There is a lovely looking spiral staircase running up the side of the watch tower.



I think this is the first time I have seen daffodils growing on the beach, they really compliment the lovey day and view along the beach.


For a while now I have been documenting the various weather vanes that I come across, surprisingly I think this maybe the first Cockerel that I have seen.


Many of the British coastal resorts of times gone by had model yacht ponds, fortunately there is still one here.


There is a bronze statue on a plinth near the pond depicting a dog called Snooks.  Snooks belonged to a well respected doctor, the statue was originally unveiled in 1961.  However it was lost for 10 years after having gone missing in 2003,
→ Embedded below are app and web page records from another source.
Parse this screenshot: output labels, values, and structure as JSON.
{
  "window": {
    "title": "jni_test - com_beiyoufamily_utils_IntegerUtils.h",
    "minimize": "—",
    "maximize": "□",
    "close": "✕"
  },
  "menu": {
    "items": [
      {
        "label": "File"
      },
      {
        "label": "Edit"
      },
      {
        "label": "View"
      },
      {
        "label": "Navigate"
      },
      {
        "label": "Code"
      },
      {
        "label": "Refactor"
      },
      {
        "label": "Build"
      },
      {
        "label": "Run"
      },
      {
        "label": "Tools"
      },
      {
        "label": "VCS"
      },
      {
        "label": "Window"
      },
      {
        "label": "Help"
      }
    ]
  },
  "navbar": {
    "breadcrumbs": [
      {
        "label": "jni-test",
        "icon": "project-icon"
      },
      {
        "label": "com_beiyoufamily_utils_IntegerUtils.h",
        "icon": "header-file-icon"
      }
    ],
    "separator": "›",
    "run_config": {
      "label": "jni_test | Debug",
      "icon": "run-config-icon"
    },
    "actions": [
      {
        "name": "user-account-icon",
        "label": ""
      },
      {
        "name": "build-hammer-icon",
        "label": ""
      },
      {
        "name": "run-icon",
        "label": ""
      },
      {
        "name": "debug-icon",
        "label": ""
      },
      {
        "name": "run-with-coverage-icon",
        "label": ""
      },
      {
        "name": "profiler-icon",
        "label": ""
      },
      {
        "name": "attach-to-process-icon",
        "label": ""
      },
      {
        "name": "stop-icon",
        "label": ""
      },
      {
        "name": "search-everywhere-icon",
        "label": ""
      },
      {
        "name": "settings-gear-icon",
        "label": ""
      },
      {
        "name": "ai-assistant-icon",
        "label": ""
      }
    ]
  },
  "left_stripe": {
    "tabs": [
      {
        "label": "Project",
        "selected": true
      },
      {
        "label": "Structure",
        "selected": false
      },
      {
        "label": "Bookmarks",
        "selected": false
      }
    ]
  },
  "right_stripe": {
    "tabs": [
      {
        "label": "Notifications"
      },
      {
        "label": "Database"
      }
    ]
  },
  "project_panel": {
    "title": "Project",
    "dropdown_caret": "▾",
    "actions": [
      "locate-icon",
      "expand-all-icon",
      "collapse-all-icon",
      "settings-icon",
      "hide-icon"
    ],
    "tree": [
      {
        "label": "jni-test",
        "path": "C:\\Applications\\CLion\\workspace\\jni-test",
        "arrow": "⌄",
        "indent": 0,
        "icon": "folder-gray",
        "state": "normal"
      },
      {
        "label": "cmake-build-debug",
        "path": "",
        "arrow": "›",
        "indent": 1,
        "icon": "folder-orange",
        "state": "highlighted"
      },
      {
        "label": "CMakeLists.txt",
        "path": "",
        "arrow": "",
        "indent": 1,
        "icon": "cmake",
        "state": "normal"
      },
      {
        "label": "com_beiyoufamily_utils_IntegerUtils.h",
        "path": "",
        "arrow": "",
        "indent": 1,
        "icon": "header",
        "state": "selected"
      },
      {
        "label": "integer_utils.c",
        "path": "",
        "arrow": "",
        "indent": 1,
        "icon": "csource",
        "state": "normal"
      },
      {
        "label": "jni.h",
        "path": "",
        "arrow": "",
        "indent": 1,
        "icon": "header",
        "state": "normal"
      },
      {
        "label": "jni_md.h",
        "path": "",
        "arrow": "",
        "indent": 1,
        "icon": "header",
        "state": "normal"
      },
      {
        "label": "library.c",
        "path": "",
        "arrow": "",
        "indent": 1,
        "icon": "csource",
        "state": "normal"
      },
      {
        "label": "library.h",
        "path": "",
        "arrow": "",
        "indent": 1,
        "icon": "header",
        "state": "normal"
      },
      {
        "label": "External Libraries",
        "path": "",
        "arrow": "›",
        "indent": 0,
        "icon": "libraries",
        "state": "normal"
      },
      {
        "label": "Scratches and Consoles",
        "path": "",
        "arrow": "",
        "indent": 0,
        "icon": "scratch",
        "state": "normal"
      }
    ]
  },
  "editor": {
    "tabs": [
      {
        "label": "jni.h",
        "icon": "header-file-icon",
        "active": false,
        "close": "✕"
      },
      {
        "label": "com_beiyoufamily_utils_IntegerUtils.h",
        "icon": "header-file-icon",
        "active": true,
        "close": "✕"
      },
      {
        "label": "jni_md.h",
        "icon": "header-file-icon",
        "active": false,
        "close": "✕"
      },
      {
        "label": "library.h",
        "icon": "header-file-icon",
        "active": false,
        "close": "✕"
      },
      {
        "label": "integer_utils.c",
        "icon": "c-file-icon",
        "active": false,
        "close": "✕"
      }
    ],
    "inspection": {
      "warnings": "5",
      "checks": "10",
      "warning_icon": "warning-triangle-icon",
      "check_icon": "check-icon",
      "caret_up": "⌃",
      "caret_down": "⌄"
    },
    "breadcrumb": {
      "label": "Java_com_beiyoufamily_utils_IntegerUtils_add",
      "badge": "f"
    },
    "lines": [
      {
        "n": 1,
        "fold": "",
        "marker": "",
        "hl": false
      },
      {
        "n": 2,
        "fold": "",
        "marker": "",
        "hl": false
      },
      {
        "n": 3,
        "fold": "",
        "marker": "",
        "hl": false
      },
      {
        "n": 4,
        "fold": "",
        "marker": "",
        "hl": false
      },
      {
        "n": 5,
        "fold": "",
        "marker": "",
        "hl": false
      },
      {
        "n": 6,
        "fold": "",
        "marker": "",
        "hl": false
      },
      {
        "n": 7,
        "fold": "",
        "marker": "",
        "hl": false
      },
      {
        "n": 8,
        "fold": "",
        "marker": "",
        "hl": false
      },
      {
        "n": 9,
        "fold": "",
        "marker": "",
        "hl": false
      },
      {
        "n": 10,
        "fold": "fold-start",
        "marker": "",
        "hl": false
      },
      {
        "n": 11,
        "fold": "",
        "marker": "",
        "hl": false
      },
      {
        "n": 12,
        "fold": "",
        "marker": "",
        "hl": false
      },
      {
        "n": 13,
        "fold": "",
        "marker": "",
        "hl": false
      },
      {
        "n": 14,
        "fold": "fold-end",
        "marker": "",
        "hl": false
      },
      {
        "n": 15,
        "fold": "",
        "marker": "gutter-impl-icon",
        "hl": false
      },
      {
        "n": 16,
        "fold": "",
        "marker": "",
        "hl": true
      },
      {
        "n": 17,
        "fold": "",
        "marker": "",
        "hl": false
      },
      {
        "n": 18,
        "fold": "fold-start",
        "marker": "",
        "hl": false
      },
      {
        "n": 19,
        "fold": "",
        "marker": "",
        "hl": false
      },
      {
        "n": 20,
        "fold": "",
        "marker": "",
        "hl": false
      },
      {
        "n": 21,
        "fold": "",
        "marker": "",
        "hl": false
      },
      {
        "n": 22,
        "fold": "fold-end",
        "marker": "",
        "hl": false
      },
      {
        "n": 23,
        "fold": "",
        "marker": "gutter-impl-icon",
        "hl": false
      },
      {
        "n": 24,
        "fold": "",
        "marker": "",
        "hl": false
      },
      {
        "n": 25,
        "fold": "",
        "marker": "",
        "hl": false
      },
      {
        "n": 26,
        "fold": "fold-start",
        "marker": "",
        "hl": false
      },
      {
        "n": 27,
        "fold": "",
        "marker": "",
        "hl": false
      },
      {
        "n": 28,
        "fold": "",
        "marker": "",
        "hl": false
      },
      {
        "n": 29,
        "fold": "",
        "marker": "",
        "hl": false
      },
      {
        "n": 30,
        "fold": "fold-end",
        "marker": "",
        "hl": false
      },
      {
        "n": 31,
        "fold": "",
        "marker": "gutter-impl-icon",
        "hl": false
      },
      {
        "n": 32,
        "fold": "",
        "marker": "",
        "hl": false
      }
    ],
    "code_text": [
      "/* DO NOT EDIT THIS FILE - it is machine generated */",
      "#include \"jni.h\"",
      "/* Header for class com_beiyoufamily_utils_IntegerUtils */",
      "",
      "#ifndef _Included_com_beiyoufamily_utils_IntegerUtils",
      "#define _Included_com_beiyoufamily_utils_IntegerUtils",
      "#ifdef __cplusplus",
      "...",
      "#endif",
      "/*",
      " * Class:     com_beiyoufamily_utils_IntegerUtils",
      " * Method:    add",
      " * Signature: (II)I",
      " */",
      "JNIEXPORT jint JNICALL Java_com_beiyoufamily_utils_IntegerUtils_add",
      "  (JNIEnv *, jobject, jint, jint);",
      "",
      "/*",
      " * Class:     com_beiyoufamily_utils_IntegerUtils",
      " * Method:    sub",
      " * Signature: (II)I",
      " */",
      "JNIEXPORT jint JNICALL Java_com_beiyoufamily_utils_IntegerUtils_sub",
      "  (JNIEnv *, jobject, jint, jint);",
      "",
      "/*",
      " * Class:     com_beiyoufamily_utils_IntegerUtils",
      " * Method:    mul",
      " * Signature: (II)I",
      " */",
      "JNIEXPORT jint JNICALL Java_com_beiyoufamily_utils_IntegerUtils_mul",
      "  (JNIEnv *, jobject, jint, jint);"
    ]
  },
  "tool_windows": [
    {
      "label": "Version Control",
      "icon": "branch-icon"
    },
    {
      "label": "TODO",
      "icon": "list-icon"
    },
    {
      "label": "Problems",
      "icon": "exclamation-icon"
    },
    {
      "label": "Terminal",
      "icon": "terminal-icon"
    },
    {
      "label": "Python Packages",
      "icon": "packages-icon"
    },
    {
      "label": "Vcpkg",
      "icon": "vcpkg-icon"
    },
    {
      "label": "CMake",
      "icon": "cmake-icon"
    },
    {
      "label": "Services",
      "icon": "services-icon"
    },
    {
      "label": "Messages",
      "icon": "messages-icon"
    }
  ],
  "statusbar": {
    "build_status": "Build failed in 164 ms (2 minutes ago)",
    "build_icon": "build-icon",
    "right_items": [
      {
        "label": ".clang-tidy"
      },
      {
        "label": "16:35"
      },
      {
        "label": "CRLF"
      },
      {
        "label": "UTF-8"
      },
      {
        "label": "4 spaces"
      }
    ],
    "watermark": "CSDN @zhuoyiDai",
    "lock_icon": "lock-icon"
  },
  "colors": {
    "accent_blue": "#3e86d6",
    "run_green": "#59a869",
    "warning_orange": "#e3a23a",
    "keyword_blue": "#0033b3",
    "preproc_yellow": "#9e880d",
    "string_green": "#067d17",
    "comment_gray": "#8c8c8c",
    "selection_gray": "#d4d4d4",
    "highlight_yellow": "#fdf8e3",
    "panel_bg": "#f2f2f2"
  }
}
There are some lovely colorful flowerbeds here with a back drop of some lovely looking buildings.


The Mill Inn dates from the 16th Century, the mock Tudor beams on the outside were added during the 1950's.


No cannot see the sea monster, just lots of pebbles, empty beach and sea!
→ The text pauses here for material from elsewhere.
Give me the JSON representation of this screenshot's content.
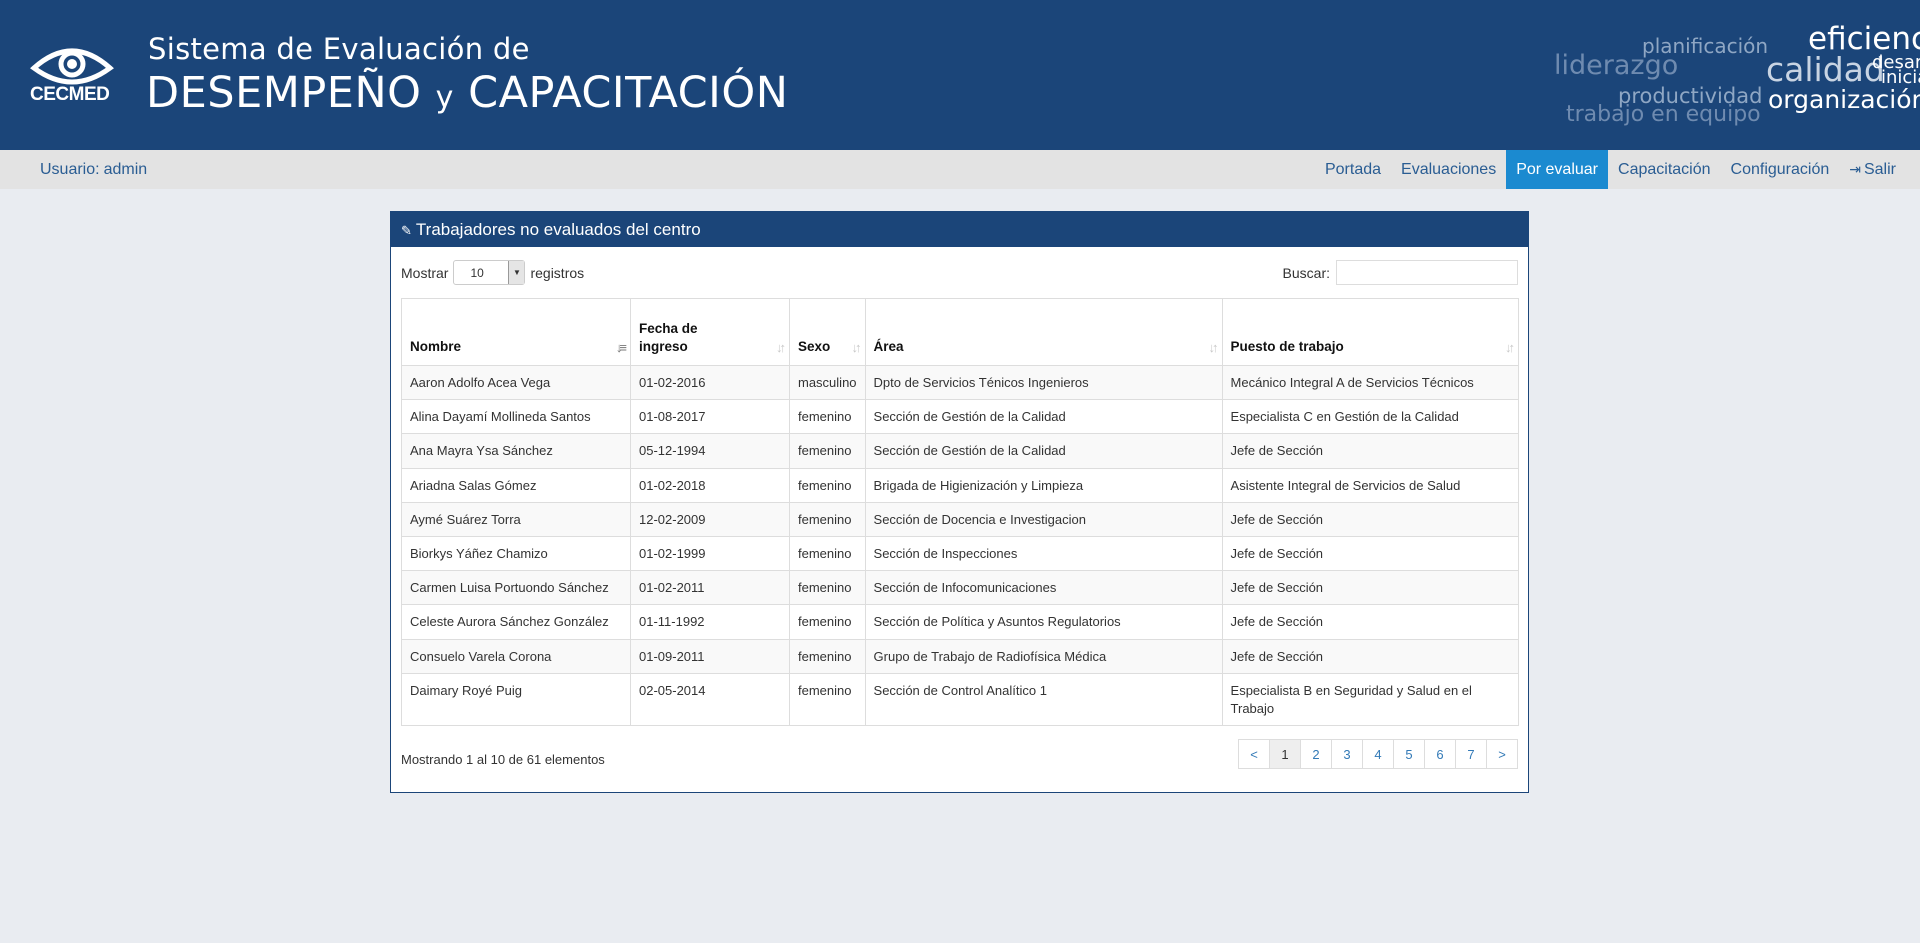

There are plenty of huts along this stretch of beach were you can buy fresh fish and shell fish, as well as trying your favourites smoked.


Another first to add to my list of weather vanes.


This is very much a working section of the beach.


Love this sign, cannot disagree with it!


This building 'The Moot Hall' dates back to the early 16th century.  Originally it contained 6 small shops on the ground floor and a meeting chamber on the first floor.  Today the building contains a museum telling the history of this part of Suffolk.


Another thing you will see on several old buildings are elaborate sundials. The wording on this one translates as "I count only the hours that are serene" a 19th century motto.



This bike reminds me of the hit TV series Open All Hours.



We then carried along the coast towards Southwold.  There is a mention of Southwold in the Doomsday Book of 1086 as a fishing port.  There was a fire in the town in 1659 which devastated most of the town.  Several of the destroyed buildings were not replaced resulting in several open areas still seen today. The sign shows the Battle Of Sole Bay of 1672 between the Dutch and the combined English and French fleets.


This section of the seafront is lined with colorful beach huts looking out over the narrow sandy beach to the sea, with the pier in the background.



If you get a chance to walk along these beach huts just take a moment to look at the name plates that most of the have their are some really interesting ones.


We have now climbed the steps up the cliffs to what is known as Gun Hill, here you will see six 18 pounder cannon commemorating the Battle Of Sole Bay.  Many bodies from the battle were washed up along this stretch of beach.



Now this is a first and probably uniquely handmade weather vane.


Southwolds Lighthouse was commissioned in 1890 and electrified and automated in 1938.  It is still in full working order and in regular service.



We are now looking back towards the coast of Southwold from the Pier.


The pier was built in 1900 as a landing stage for steamships bringing tourists from London, Clacton and Great Yarmouth, it was originally 247 metres (810ft) long.  In 1955 a large section was destroyed by a gale.  In 2001 the pier was totally rebuilt and restored and now stands at 190 metres (620ft) long.

This water clock was originally built as a temporary water feature in 2001.  After having been scrapped as it never really worked properly the current owner of the pier decided to restore the clock adding an electric mechanism.



There are several mirrors along one side of the buildings on pier.  I particularly liked this one as it made us look taller and thinner!